Researchers tested the efficiency of UVC light in the HVAC system and found that the fixtures disinfected up to 97 percent of microbial germs that passed through the light. During examination, scientists took samples from numerous “high-touch” locations in the rooms. The results showed a significant decrease in colony-forming bacteria: CFUs of Acinetobacte fell from 52 to 1; and CFUs of VRU fell from 719 to 15. The conclusion of the study asserted that such applications in medical facilities could help reduce hospital-related infections and outbreaks.
In another study, that was published in the U.S. National Library of Medicine, researchers tested the effectiveness of UV air treatment in commercial office spaces. The group focused on fungal build-up in air-handling units (AHUs) over a span of four months. If not properly maintained, fungus can easily thrive in HVAC systems (filters, insulation and cooling coils). Such contaminations have been linked to a number of respiratory medical conditions, including allergic rhinitis, asthma, and hypersensitivity pneumonitis.
During the study, researchers observed the UV lamps that were installed in a 286,000 square-foot building located in Tulsa, Oklahoma.
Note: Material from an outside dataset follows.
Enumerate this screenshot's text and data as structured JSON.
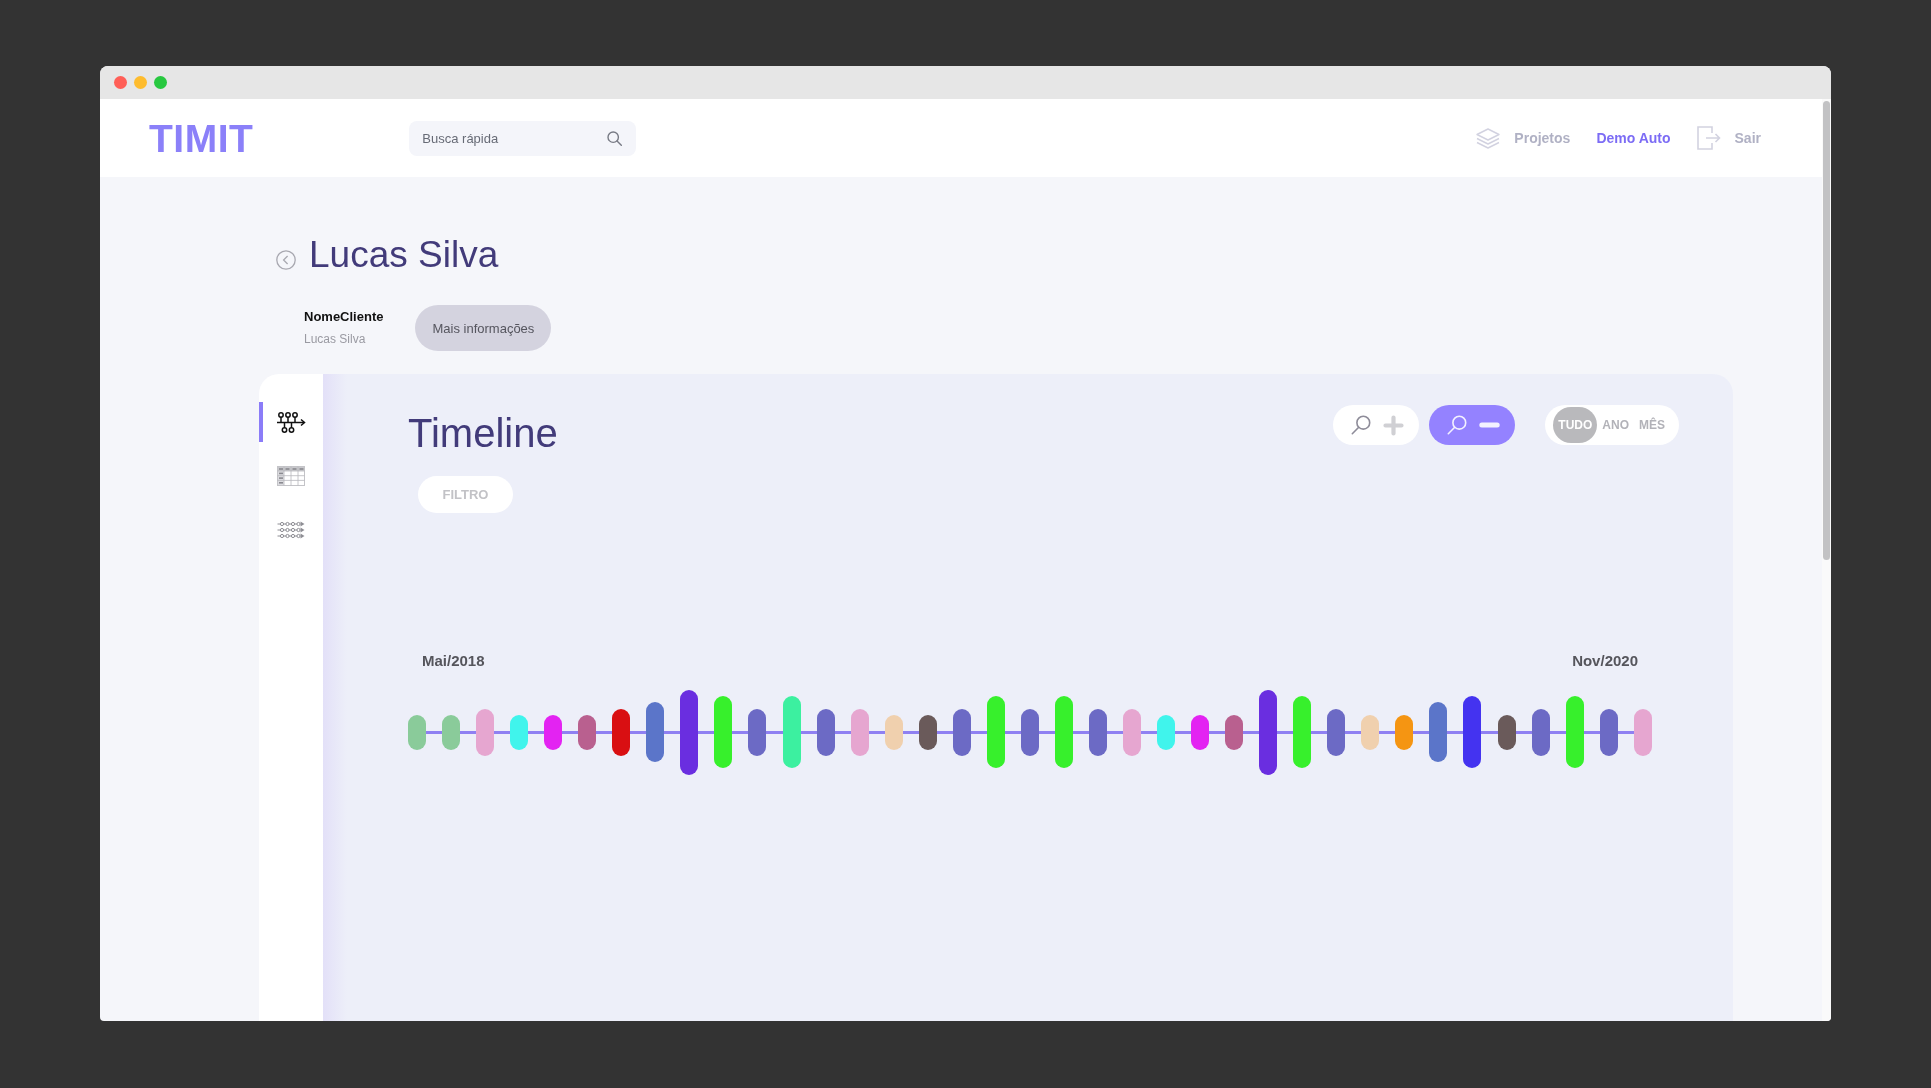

The fixtures targeted the following types of fungi: Penicillium corylophyllum, Aspergillus versicolor, Acremonium spp., Cladosporium cladosporioides and Cladosporium sphaerospermum. After the four-month study, scientists concluded that harmful fungal build up was significantly reduced with the introduction of UV luminaries in the HVAC system.
Things to Consider
The effectiveness of UV light in the treatment of contaminated air strongly relies on proper installation and best practices. For example, in UV HVAC coil sterilization, a tube-shaped UV fixture is installed at the return air duct, where it disinfects the air handler coil. This method involves leaving the light on 24/7. Light replacements for such setups will need to be conducted on a yearly basis. In UV HVAC air sterilization, the UV lamp is also installed in the return air duct. But unlike coil sterilization, the fixtures are strategically positioned with the air handler blower component. As mentioned earlier, low-velocity air is optimal for this type of UV treatment.
Because the lamps must be operational for long periods of time, it is important to use UV light sources that are long-lasting and durable. Without a doubt, UV LED lamps offer significantly longer lifespans, compared to traditional light sources, such as metal halide, fluorescent and incandescent bulbs. LEDs boast up to 50,000+ hours of light and consumes very little energy during output. Lastly, for a thorough approach to air disinfection, individuals should consider deploying other types of air treatment methods that can support UV-disinfecting luminaries, such as air filters and consistent maintenance of HVAC components.